### YOUR OBJECTIVE
Read the records and gather each line that includes "utente".

+++ RECORDS SHOWN +++

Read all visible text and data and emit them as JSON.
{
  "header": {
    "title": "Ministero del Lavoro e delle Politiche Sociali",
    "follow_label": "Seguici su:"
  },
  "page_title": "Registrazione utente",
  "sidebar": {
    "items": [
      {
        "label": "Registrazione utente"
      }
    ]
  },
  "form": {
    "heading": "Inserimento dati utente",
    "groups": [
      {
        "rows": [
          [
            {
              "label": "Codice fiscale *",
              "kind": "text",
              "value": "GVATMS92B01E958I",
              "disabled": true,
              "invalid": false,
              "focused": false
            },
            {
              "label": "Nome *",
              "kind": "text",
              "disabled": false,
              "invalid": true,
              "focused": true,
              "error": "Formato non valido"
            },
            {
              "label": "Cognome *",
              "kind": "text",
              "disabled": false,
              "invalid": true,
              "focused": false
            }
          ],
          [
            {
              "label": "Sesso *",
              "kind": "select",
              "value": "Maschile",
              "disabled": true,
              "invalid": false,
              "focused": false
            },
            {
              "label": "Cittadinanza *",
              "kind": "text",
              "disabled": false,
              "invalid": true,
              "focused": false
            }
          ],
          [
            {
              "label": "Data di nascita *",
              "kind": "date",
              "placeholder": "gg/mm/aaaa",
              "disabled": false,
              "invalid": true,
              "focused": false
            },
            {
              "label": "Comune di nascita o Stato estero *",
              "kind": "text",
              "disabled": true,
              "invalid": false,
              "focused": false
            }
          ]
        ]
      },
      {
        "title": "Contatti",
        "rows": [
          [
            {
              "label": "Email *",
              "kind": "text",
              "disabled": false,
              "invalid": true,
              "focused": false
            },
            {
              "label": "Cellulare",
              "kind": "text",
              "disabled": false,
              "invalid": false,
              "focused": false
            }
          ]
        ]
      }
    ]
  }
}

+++

### RESULT
  "page_title": "Registrazione utente",
        "label": "Registrazione utente"
    "heading": "Inserimento dati utente",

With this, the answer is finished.